After palliation has kept dysphoria, malaise, discomfort, and pain subdued until disorganization threatens, the victim of sensuality must retrace his steps and pay for health with the pain and discomfort he refused to bear in his fool's errand after surcease and cures (?).
In the advanced state-when enervation is established--there are developed the so-called contagious and infectious diseases; in children, enlarged tonsils and lymphatics, and the development of adenoids; in adults, ulcerative catarrhal inflammations of the mucous membranes, chronic inflammations and ulcerations of the lymphatic glands, pulmonary tuberculosis, syphilis, and cancer. It is well to keep in mind that microbic differentiation is in keeping with the chemic medium. Instead of the germ individualizing pathologic processes, it is individualized by the medium in which it is fortuitously placed. In other words, microbic individuation is wholly dependent upon environment; not as bacteriology, in its most refined state, would have us believe, namely, that environment is dictated by the microbethat germs determine the character of the disease. Without giving the subject any thought, almost anyone will jump to the conclusion, after hearing the advocates of the system declare that germs cause disease, that the claims of bacteriology must be true; but when we realize that a ferment is capable of bringing about a change in a chemical medium without itself taking on change, and that, when the ferment is placed in a fruit medium, a starch medium, and a proteid medium, the change in each medium is peculiar to the medium and not to the ferment, it begins to cause doubt to spring up in our minds concerning the germ theory; and when we learn from experience that by withholding food from a typhoid, a diphtheria, or a syphilitic patient, the symptoms begin almost immediately to show amelioration, it is then we know that the claims of bacteriology are false; for, if they were true, the withholding of food--the depleting of the body in any way--would subject it to the ravages of germs.
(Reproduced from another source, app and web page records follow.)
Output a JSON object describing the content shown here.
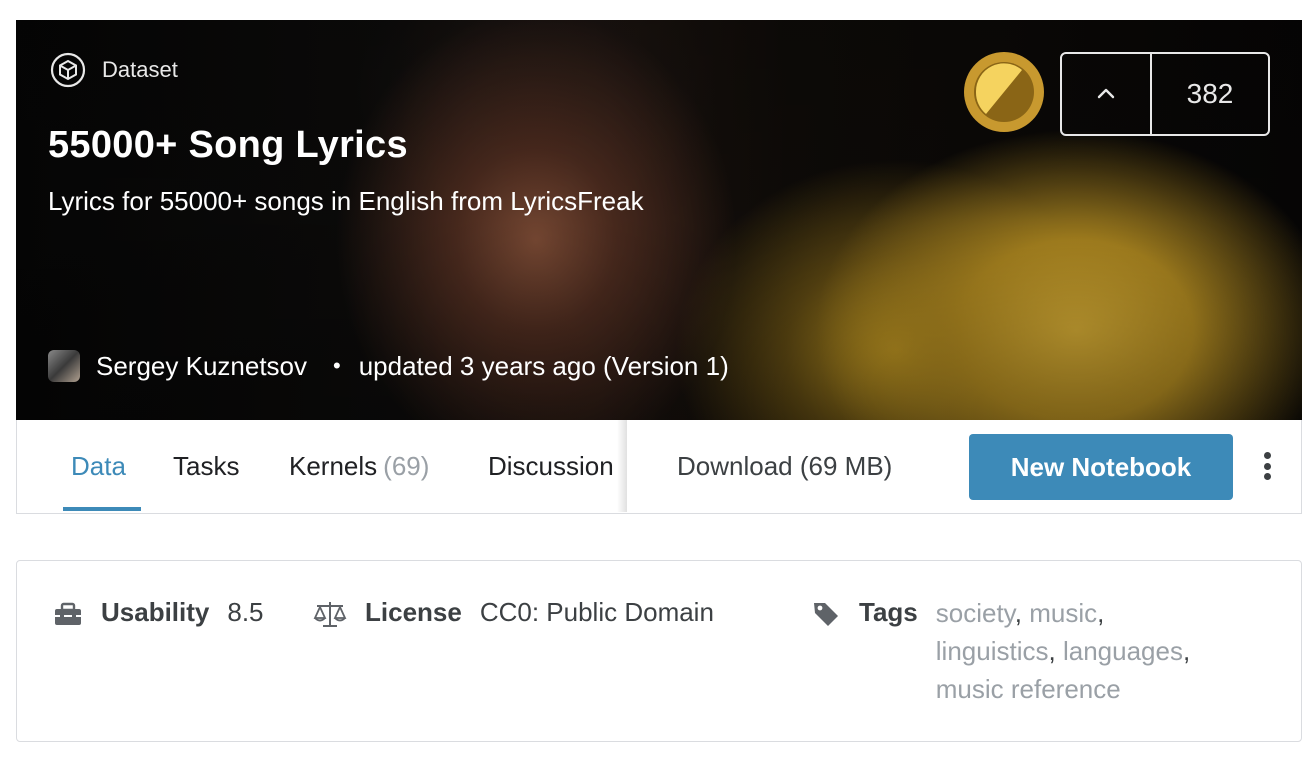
{
  "header": {
    "type_label": "Dataset",
    "title": "55000+ Song Lyrics",
    "subtitle": "Lyrics for 55000+ songs in English from LyricsFreak",
    "author": "Sergey Kuznetsov",
    "separator": "•",
    "updated": "updated 3 years ago (Version 1)",
    "vote_count": "382",
    "colors": {
      "medal_gold": "#c8992f",
      "medal_light": "#f5d35f"
    }
  },
  "tabs": [
    {
      "label": "Data",
      "count": ""
    },
    {
      "label": "Tasks",
      "count": ""
    },
    {
      "label": "Kernels",
      "count": "(69)"
    },
    {
      "label": "Discussion",
      "count": ""
    }
  ],
  "actions": {
    "download_label": "Download (69 MB)",
    "new_notebook_label": "New Notebook"
  },
  "meta": {
    "usability_label": "Usability",
    "usability_value": "8.5",
    "license_label": "License",
    "license_value": "CC0: Public Domain",
    "tags_label": "Tags",
    "tags": [
      "society",
      "music",
      "linguistics",
      "languages",
      "music reference"
    ],
    "tag_separator": ","
  },
  "colors": {
    "accent": "#3d8ab8",
    "tag_gray": "#9aa0a6"
  }
}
Stopping food allows the enzymic secretions to catch up with the pathologic tissue change brought about by bacterial fermentation, and as soon as the enzymes are equal to the digestive requirements the germs subside.
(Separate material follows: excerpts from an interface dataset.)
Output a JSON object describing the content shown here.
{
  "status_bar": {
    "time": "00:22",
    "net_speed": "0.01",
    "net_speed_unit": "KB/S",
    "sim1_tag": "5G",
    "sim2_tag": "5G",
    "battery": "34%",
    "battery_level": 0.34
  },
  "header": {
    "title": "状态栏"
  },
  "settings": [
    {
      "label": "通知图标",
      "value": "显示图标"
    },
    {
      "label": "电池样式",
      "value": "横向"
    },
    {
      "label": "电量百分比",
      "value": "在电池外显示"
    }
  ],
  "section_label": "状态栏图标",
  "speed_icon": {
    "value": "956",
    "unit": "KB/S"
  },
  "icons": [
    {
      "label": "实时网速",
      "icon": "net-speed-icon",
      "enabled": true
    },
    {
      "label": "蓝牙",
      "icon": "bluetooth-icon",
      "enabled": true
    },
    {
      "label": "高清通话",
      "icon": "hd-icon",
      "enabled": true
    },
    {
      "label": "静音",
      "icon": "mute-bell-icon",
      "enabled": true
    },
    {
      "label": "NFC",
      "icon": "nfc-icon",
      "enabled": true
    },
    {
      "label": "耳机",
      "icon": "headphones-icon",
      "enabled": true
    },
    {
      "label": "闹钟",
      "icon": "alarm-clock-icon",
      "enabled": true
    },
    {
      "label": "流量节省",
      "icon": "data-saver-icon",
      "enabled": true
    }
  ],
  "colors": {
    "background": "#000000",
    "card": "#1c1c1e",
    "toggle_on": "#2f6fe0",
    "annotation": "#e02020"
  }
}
It should be known that the reproductive products of all parasites are digested by normal digestive secretions, and the power to start fermentation by the bacteria is made impossible by a full and normal enzymic secretion.
The germs undoubtedly unite with the enzymes for the purpose of bringing about perfect digestion. If food is cooked, the enzymes (unorganized ferments) and germs (organized ferments), which find a welcome host in the food, are killed; and the tendency is for cooked food to go into a state of fermentation much earlier than raw food. The germs, when unopposed by the body's enzymes, cause acetous fermentation in carbohydrate foods, and putrefactive fermentation in nitrogenous foods. The acetous fermentation, when kept up for any length of time, causes catarrhal diseases, while the putrefactive decay causes glandular inflammations and ulcerations of the mucous membrane, and tuberculosis in those of tuberculous diathesis.